Warning: In August 2004, Microsoft updated their Windows XP operating system with Service Pack 2 (SP2). SP2 has a bug which conflicts with virtual private network software, including SmartPass. Therefore, prior to installing SmartPass, you need to check if you are running Windows XP, SP2 on your computer.
To check the operating system and service pack on your computer, go to Start > Settings > Control Panel > System, and read System Information on the General tab.
The Analysis of Shelter Utilization by Victims of Domestic Violence project was funded by the Illinois Criminal Justice Information Authority (ICJIA) in the spring of 2008 to address two primary issues: 1) The shelter and service utilization patterns and outcomes and housing needs of women who are domestic violence victims, and 2) the stages in the process by which they make changes in their situation.
While physical abuse was the top primary presenting form of abuse for domestic violence victims seeking services between 1998 and 2005, victims seeking assistance for emotional abuse increased from 25 percent in 1998 to 41 percent in 2005, according to InfoNet, a web-based data collection and reporting system used by victim service providers in Illinois.
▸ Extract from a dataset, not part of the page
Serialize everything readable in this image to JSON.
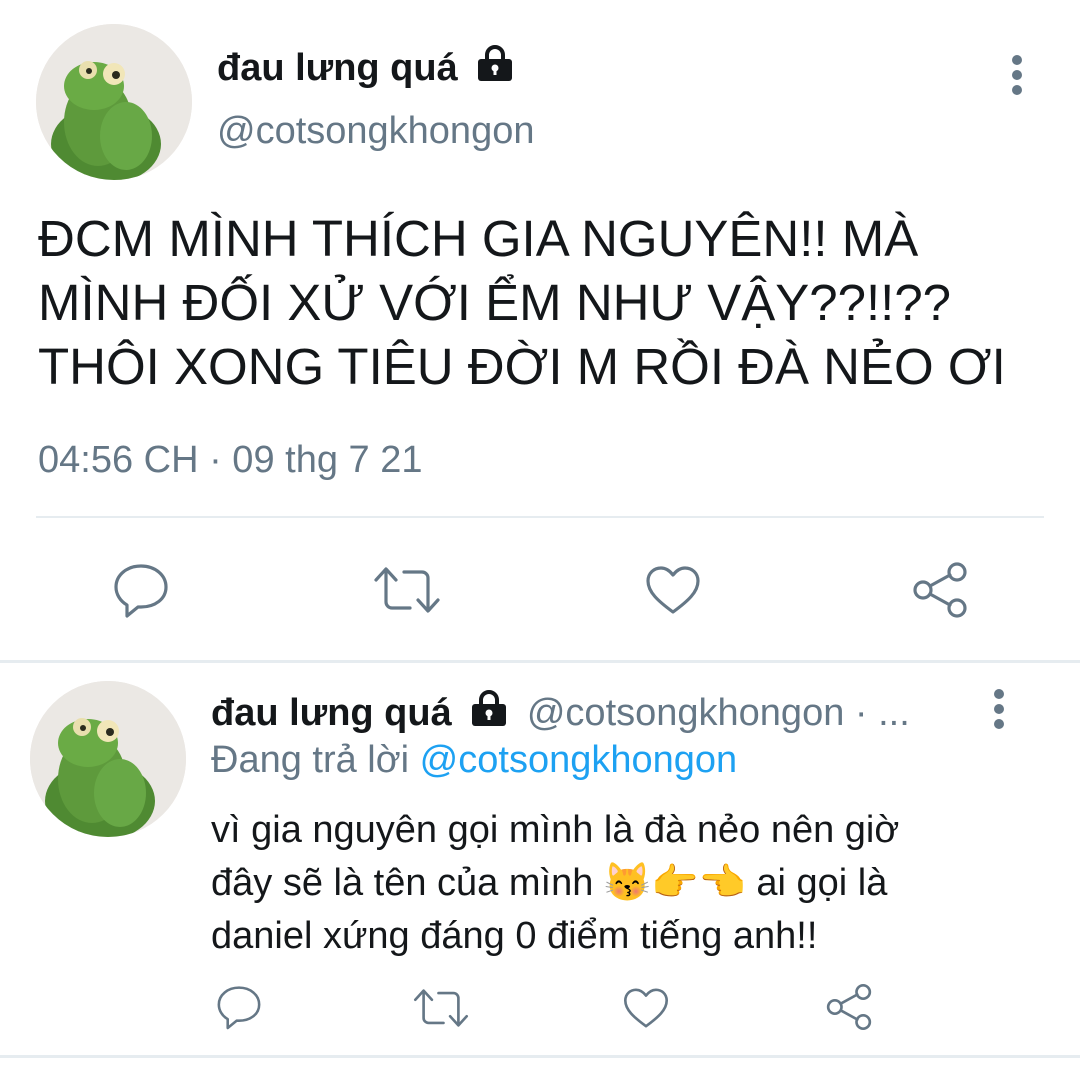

The impact of domestic violence on society reaches far beyond devastation inflicted on the lives of its victims and their children. Its adverse impact extends to the health care, criminal justice, court, child welfare, mental health, and social service systems.
This summary highlights the findings from analysis of domestic violence service data obtained by the Illinois Criminal Justice Information Authority (ICJIA) through its InfoNet system between the period of January 1, 1998 and December 11, 2005.
The analyses presented here were conducted in order to look more fully at these issues. They build upon our previous work examining both domestic violence data and sexual assault/abuse information for the Illinois Criminal Justice and Information Authority. The domestic violence data with which we worked made clear that there were differences in the circumstances of abuse, paths into referral and assessed service need for some groups, including victims of color versus those who were White, older versus younger victims and victims in rural settings compared to those in Cook County.
Millions of dollars are designated for victim services each year in Illinois, but until recently it’s been hard to accurately measure the benefit of those funds on clients and programs. Limitations in the collection and analysis of data made it difficult to track trends in victimization and direct resources to where they were most needed.